EXERCISE AIM = Every line containing the word "Device" must be pulled from the records.

START DATA FOR ANALYSIS

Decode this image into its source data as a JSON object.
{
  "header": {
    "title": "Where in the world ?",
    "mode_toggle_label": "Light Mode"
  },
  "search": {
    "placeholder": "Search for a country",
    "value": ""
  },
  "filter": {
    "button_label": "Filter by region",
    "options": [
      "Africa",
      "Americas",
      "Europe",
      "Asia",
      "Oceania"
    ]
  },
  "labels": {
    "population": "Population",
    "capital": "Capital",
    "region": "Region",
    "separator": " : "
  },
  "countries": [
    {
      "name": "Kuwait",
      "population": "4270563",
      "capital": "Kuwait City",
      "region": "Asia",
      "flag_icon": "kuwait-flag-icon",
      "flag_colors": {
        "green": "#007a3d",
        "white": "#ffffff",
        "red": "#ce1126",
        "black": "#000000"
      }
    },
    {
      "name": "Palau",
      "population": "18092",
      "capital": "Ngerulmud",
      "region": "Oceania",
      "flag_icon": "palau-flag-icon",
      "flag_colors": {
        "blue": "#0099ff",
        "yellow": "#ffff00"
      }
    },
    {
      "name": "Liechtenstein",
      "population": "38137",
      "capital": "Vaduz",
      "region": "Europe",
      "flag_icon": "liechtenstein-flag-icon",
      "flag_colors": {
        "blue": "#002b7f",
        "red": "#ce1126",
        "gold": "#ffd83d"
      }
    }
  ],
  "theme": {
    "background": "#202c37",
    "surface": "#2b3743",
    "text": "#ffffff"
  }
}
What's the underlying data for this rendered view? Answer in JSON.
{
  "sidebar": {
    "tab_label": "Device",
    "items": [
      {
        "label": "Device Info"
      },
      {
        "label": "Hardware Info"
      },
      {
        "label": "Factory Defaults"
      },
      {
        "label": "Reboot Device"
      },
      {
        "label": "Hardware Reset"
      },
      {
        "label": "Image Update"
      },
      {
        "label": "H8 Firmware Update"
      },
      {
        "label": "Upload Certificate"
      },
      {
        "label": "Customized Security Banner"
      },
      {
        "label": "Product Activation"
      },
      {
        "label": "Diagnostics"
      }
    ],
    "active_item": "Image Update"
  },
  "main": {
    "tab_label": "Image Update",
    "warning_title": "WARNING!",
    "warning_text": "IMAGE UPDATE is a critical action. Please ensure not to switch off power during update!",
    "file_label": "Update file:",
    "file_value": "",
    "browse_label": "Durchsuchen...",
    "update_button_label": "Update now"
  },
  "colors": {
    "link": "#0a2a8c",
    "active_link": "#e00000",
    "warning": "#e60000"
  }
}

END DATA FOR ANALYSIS

SOLUTION TO THE EXERCISE =
    "tab_label": "Device",
        "label": "Device Info"
        "label": "Reboot Device"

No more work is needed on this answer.